All the facts about meningitis
Meningitis is a multifaceted disease, which occurs when the lining surrounding the brain and spinal cord becomes inflamed. There are two types – bacterial and viral.
Viral meningitis is almost never life threatening. Most people make a full recovery within a week or two without specific treatment. However, complications can still occur. A common cause is the mumps virus, which can be associated with permanent hearing loss. Having the MMR vaccine will prevent mumps, says Cape Town-based paediatrician, Dr Mark Irvine.
The bacterial strain is far more dangerous and can lead to death. According to Dr Irvine, common bacterial infections that cause meningitis include meningococcus, haemophilus, and strep pneumoniae (also called pneumococcus). Quick treatment with strong antibiotics is needed.

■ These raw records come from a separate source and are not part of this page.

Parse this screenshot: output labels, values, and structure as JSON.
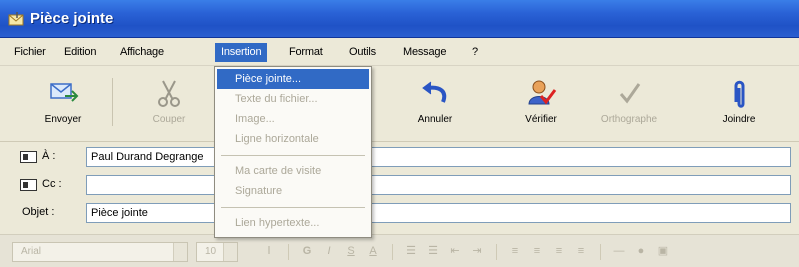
{
  "window": {
    "title": "Pièce jointe",
    "icon": "envelope-paperclip-icon"
  },
  "menubar": {
    "items": [
      "Fichier",
      "Edition",
      "Affichage",
      "Insertion",
      "Format",
      "Outils",
      "Message",
      "?"
    ],
    "active": "Insertion"
  },
  "toolbar": {
    "buttons": [
      {
        "label": "Envoyer",
        "icon": "send-icon",
        "enabled": true
      },
      {
        "label": "Couper",
        "icon": "scissors-icon",
        "enabled": false
      },
      {
        "label": "Annuler",
        "icon": "undo-icon",
        "enabled": true
      },
      {
        "label": "Vérifier",
        "icon": "check-names-icon",
        "enabled": true
      },
      {
        "label": "Orthographe",
        "icon": "spellcheck-icon",
        "enabled": false
      },
      {
        "label": "Joindre",
        "icon": "paperclip-icon",
        "enabled": true
      }
    ]
  },
  "insertion_menu": {
    "items": [
      {
        "label": "Pièce jointe...",
        "enabled": true,
        "highlighted": true
      },
      {
        "label": "Texte du fichier...",
        "enabled": false
      },
      {
        "label": "Image...",
        "enabled": false
      },
      {
        "label": "Ligne horizontale",
        "enabled": false
      },
      {
        "label": "Ma carte de visite",
        "enabled": false
      },
      {
        "label": "Signature",
        "enabled": false
      },
      {
        "label": "Lien hypertexte...",
        "enabled": false
      }
    ]
  },
  "headers": {
    "to_label": "À :",
    "to_value": "Paul Durand Degrange",
    "cc_label": "Cc :",
    "cc_value": "",
    "subject_label": "Objet :",
    "subject_value": "Pièce jointe"
  },
  "formatbar": {
    "font": "Arial",
    "size": "10"
  },
  "colors": {
    "titlebar": "#2a62d6",
    "menu_highlight": "#316ac5",
    "disabled_text": "#aca899",
    "chrome": "#ece9d8"
  }
}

Vaccines against haemophilus and pneumococcus are available.
Read more about meningitis here
How meningitis spreads
Very close contact, such as coughing, sneezing and kissing, commonly spreads the infection.
“Anyone who has been in contact with an affected person should undergo urgent treatment and vaccination,” advises Professor Denise White, chairman of The South African Medical Association (SAMA).
Of particular concern are the elderly, under-fives and those with a compromised immune system.
If your child has been in the same class with another child with bacterial meningitis, antibiotic prophylaxis is needed. “However, antibiotics are not needed if your child attends the same school, but has no direct contact. Antibiotics are not needed if there is contact with anyone with the viral form,’’ explains Dr Irvine.
Concern, not panic
Although the appearance of meningitis is a source of concern, there is no reason for panic, says Professor White. There has been a steady decline in cases in the past few years.
However, SAMA urges parents to be aware of the symptoms and immediately consult a doctor if anyone displays symptoms.
What to look for
Classic symptoms may include:
- severe headache
- muscle/joint pain
- petechial (patch-like) rash, that starts as tiny purple pinpricks
- neck stiffness
Rashes and neck stiffness are not necessarily always present. In babies, other signs might include inactivity, irritability, vomiting and poor feeding.
With thanks to Dr Mark Irvine F.C. Paed (SA) for his contribution.